A man seeking post-conviction relief from a nearly two-year contempt sentence did not persuade the Indiana Court of Appeals that his counsel was ineffective, though one judge on the panel noted her vote would have been different if the case were in a different procedural posture.
Bobby Wine v. State of Indiana, 19A-PC-2268, began in July 2012, when Bobby Wine was convicted of Class B felony dealing in a controlled substance.
During his trial, the Wabash Circuit Court found Wine in direct criminal contempt on five occasions and sentenced him to an aggregate of 900 days for the contempt, which included loud, disrespectful and sarcastic remarks, arguing with the judge, and complaining about his counsel. Wine was removed from the courtroom on several occasions, and after the first disruption, he was warned that “for each and every contempt, [Wine] will suffer 180 days in the Wabash County Jail. Each and every one, consecutive.”
Wine appealed, and the Indiana Court of Appeals in 2014 found that the record supported only four episodes of contempt. The 180-day sentences for each episode were upheld, but his aggregate sentence was reduced to 720 days for the four counts.
Also in 2014, the COA upheld Wine’s underlying dealing charge.
Then in June 2019, Wine filed an amended petition for post-conviction relief, claiming ineffective assistance of trial and appellate counsel. Specifically, he argued his attorneys should have objected to the length of his contempt sentence because the instances of contempt were part of a single episode.
The trial court denied the PCR motion, and the Indiana Court of Appeals upheld the denial Wednesday.
After declining the state’s cross-appeal to dismiss the cause for lack of subject-matter jurisdiction, Judge Robert Altice first addressed Wine’s ineffective assistance of trial counsel claim. Wine based that claim on Codispoti v. Pennsylvania, 481 U.S. 506 (1974), where the U.S. Supreme Court held that multiple instances of contempt cannot be “separate offenses” if they “arose from a single trial, were charged by a single judge, and were tried in a single proceeding.”
But “(u)nlike Codispoti, there was no ‘post-verdict’ adjudication of Wine’s contemptuous episodes,” Altice wrote. “Rather, the trial court imposed a sentence of 180 days on each count immediately after determining that Wine had committed a particular contemptuous act. As a result, the rule set forth in Codispoti is not instructive here, and Wine has failed to show that an objection to the length of his sentence on this basis would have been sustained.”
Similarly, the COA rejected Wine’s reliance on Mockbee v. State, 80 N.E.3d 917, 922-923 (Ind. Ct. App. 2017), which was decided after Wine’s direct appeal.
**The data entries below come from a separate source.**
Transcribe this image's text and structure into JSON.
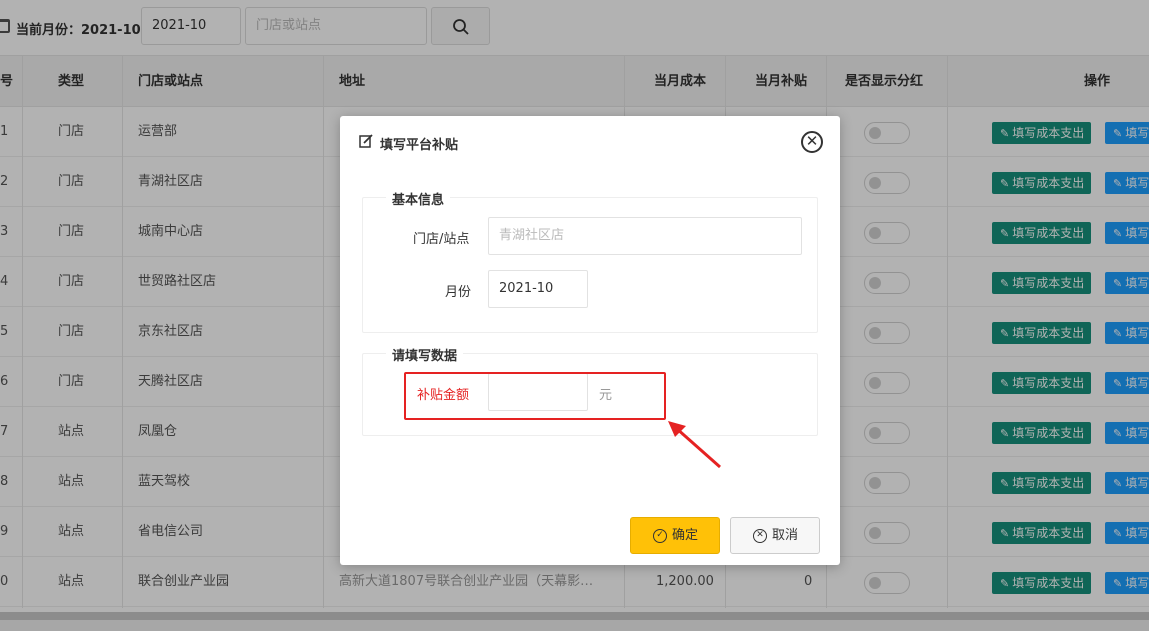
{
  "filter": {
    "month_label": "当前月份：2021-10",
    "month_value": "2021-10",
    "store_placeholder": "门店或站点"
  },
  "table": {
    "headers": [
      "号",
      "类型",
      "门店或站点",
      "地址",
      "当月成本",
      "当月补贴",
      "是否显示分红",
      "操作"
    ],
    "rows": [
      {
        "no": "1",
        "type": "门店",
        "name": "运营部",
        "address": "",
        "cost": "",
        "subsidy": ""
      },
      {
        "no": "2",
        "type": "门店",
        "name": "青湖社区店",
        "address": "",
        "cost": "",
        "subsidy": ""
      },
      {
        "no": "3",
        "type": "门店",
        "name": "城南中心店",
        "address": "",
        "cost": "",
        "subsidy": ""
      },
      {
        "no": "4",
        "type": "门店",
        "name": "世贸路社区店",
        "address": "",
        "cost": "",
        "subsidy": ""
      },
      {
        "no": "5",
        "type": "门店",
        "name": "京东社区店",
        "address": "",
        "cost": "",
        "subsidy": ""
      },
      {
        "no": "6",
        "type": "门店",
        "name": "天腾社区店",
        "address": "",
        "cost": "",
        "subsidy": ""
      },
      {
        "no": "7",
        "type": "站点",
        "name": "凤凰仓",
        "address": "",
        "cost": "",
        "subsidy": ""
      },
      {
        "no": "8",
        "type": "站点",
        "name": "蓝天驾校",
        "address": "",
        "cost": "",
        "subsidy": ""
      },
      {
        "no": "9",
        "type": "站点",
        "name": "省电信公司",
        "address": "",
        "cost": "",
        "subsidy": ""
      },
      {
        "no": "0",
        "type": "站点",
        "name": "联合创业产业园",
        "address": "高新大道1807号联合创业产业园（天幕影…",
        "cost": "1,200.00",
        "subsidy": "0"
      }
    ],
    "action_cost_label": "填写成本支出",
    "action_subsidy_label": "填写"
  },
  "dialog": {
    "title": "填写平台补贴",
    "section_basic": "基本信息",
    "store_label": "门店/站点",
    "store_value": "青湖社区店",
    "month_label": "月份",
    "month_value": "2021-10",
    "section_data": "请填写数据",
    "amount_label": "补贴金额",
    "amount_value": "",
    "amount_unit": "元",
    "confirm_label": "确定",
    "cancel_label": "取消"
  },
  "colors": {
    "accent": "#ffc107",
    "teal": "#16917d",
    "blue": "#1e9fff",
    "highlight": "#e52222"
  }
}
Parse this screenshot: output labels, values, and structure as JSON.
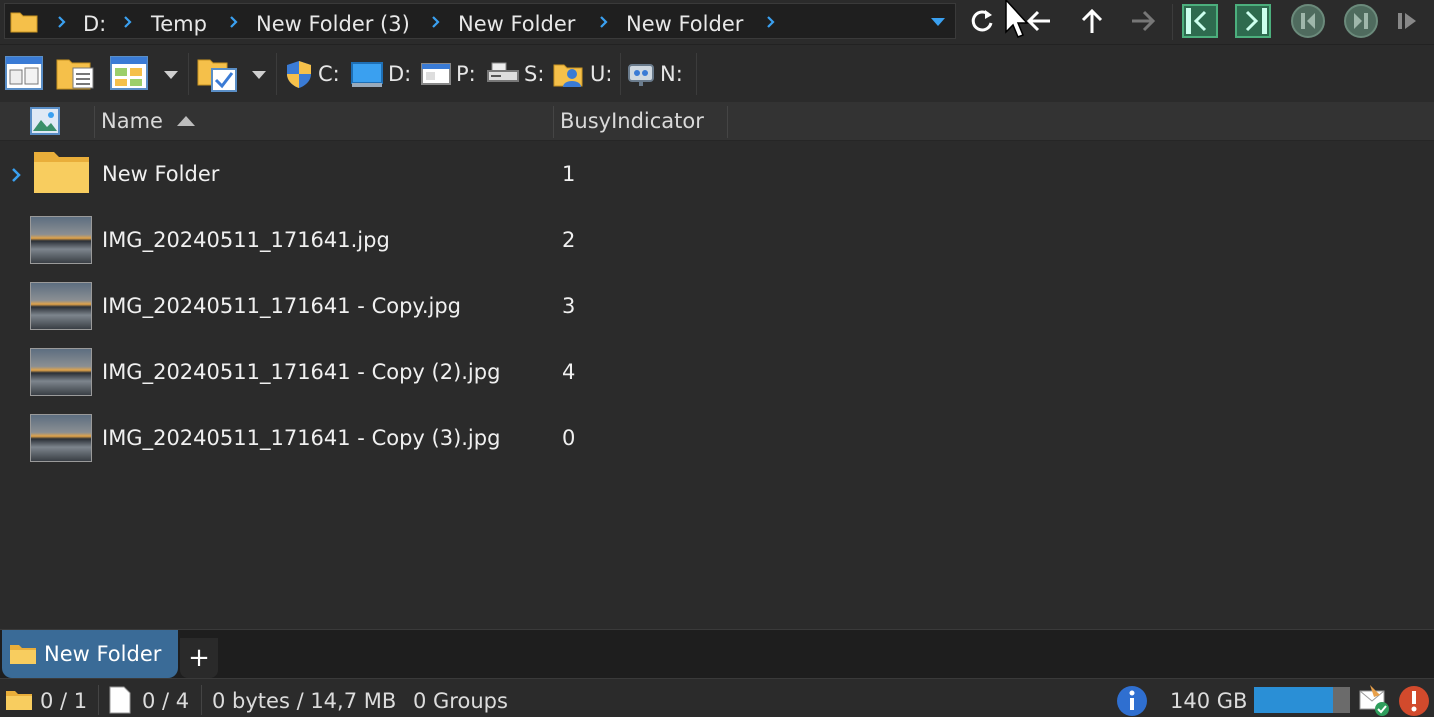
{
  "address": {
    "crumbs": [
      "D:",
      "Temp",
      "New Folder (3)",
      "New Folder",
      "New Folder"
    ]
  },
  "drives": [
    {
      "label": "C:",
      "icon": "shield-drive-icon"
    },
    {
      "label": "D:",
      "icon": "monitor-drive-icon"
    },
    {
      "label": "P:",
      "icon": "window-drive-icon"
    },
    {
      "label": "S:",
      "icon": "scanner-drive-icon"
    },
    {
      "label": "U:",
      "icon": "user-folder-icon"
    },
    {
      "label": "N:",
      "icon": "network-drive-icon"
    }
  ],
  "columns": {
    "name": "Name",
    "busy": "BusyIndicator"
  },
  "rows": [
    {
      "name": "New Folder",
      "value": "1",
      "type": "folder"
    },
    {
      "name": "IMG_20240511_171641.jpg",
      "value": "2",
      "type": "image"
    },
    {
      "name": "IMG_20240511_171641 - Copy.jpg",
      "value": "3",
      "type": "image"
    },
    {
      "name": "IMG_20240511_171641 - Copy (2).jpg",
      "value": "4",
      "type": "image"
    },
    {
      "name": "IMG_20240511_171641 - Copy (3).jpg",
      "value": "0",
      "type": "image"
    }
  ],
  "tabs": {
    "active": "New Folder",
    "add": "+"
  },
  "status": {
    "folders": "0 / 1",
    "files": "0 / 4",
    "size": "0 bytes / 14,7 MB",
    "groups": "0 Groups",
    "free": "140 GB",
    "free_fraction": 0.82
  },
  "colors": {
    "accent": "#3a6b97",
    "folder": "#f5c04a",
    "chevron": "#3aa0f0",
    "nav_green": "#4caf7d"
  }
}
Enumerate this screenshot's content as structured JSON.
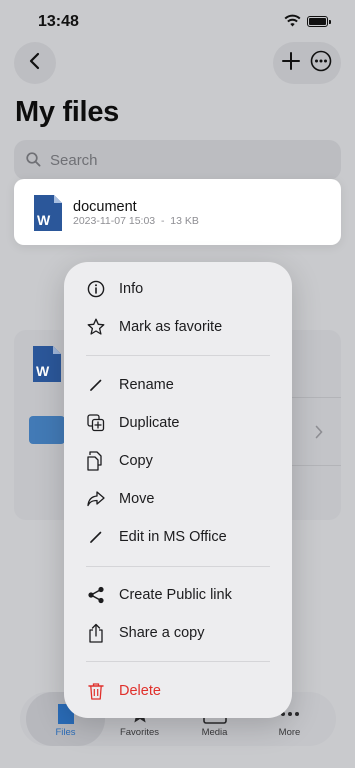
{
  "status": {
    "time": "13:48"
  },
  "header": {
    "title": "My files"
  },
  "search": {
    "placeholder": "Search"
  },
  "selected_file": {
    "name": "document",
    "meta": "2023-11-07 15:03  -  13 KB",
    "type_letter": "W"
  },
  "context_menu": {
    "items": [
      {
        "label": "Info",
        "icon": "info-icon"
      },
      {
        "label": "Mark as favorite",
        "icon": "star-icon"
      },
      {
        "label": "Rename",
        "icon": "pencil-icon"
      },
      {
        "label": "Duplicate",
        "icon": "duplicate-icon"
      },
      {
        "label": "Copy",
        "icon": "copy-icon"
      },
      {
        "label": "Move",
        "icon": "share-arrow-icon"
      },
      {
        "label": "Edit in MS Office",
        "icon": "pencil-icon"
      },
      {
        "label": "Create Public link",
        "icon": "share-nodes-icon"
      },
      {
        "label": "Share a copy",
        "icon": "share-box-icon"
      },
      {
        "label": "Delete",
        "icon": "trash-icon",
        "color": "#e0302b"
      }
    ]
  },
  "tabbar": {
    "tabs": [
      {
        "label": "Files",
        "icon": "file-icon",
        "active": true
      },
      {
        "label": "Favorites",
        "icon": "star-icon"
      },
      {
        "label": "Media",
        "icon": "media-icon"
      },
      {
        "label": "More",
        "icon": "ellipsis-icon"
      }
    ]
  },
  "colors": {
    "accent": "#2a6cb8",
    "danger": "#e0302b",
    "word_blue": "#2b579a"
  }
}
“In sum, we do not find Wine’s reliance on Codispoti or Mockbee controlling in these circumstances,” Altice wrote. “Mockbee had not been decided at the time of Wine’s direct appeal, and the record supports the conclusion that Wine committed separate acts of criminal contempt over the court of his three-day jury trial. For these reasons, Wine has failed to show that an objection to the 720-day aggregate sentence on this basis would have been sustained.”
Wine’s claim of ineffective assistance of appellate counsel failed for the same reason, Altice wrote – that is, his cases involved multiple instances of contempt, not one episode.
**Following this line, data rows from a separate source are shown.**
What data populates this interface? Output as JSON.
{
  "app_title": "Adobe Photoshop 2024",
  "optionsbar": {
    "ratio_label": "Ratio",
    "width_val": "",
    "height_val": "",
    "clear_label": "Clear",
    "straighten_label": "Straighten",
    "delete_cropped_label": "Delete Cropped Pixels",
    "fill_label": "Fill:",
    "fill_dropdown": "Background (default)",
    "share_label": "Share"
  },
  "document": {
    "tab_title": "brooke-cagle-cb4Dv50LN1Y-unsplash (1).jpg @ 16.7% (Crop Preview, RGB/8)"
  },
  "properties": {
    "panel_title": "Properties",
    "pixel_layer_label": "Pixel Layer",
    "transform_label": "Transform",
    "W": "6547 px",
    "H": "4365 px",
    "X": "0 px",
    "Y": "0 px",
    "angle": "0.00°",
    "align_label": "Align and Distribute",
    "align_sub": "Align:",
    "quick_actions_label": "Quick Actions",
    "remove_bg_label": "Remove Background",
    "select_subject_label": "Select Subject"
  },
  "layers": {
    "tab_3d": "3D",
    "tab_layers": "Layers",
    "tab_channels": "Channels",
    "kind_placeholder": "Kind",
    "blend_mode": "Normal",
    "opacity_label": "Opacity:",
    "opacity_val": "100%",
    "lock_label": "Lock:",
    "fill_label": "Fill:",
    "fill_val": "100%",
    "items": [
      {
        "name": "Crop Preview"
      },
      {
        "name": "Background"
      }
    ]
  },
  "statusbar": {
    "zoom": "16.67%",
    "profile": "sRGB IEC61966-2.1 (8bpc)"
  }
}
Judge Melissa May wrote a separate opinion in which she concurred in result, but wrote separately “to address the State’s argument that Wine’s appeal should be dismissed and to emphasize the importance that the procedural posture played in determining my vote.”
In her opinion, May agreed with Altice and Judge Elizabeth Tavitas that the state’s argument for dismissal – that PCR rules do not apply to criminal contempt, creating a lack of subject matter jurisdiction – should be rejected. But if the case were up on direct appeal, May would have voted to remand.
“In that situation, the trial court could choose to modify Wine’s sentence to 180 days on the grounds that because the contempt findings and imposition of sanctions occurred in such quick succession, they amount to only one episode of contempt,” May wrote. “… Or, the trial court could conduct a jury trial on the multiple charges of contempt, and if the jury found Wine guilty, the court could impose a sentence greater than six months.”
But, May continued, “Wine’s appeal in the case at bar follows the denial of his petition for post-conviction relief on the basis that both his trial counsel and his appellate counsel were ineffective for not arguing that Wine was entitled to a jury trial. … I vote to affirm the denial of Wine’s petition for postconviction relief because there was not any Indiana case law available at the time of Wine’s trial or his direct appeal to indicate Wine was entitled to a jury trial before the court imposed sentences for contempt which totaled over 180-days.”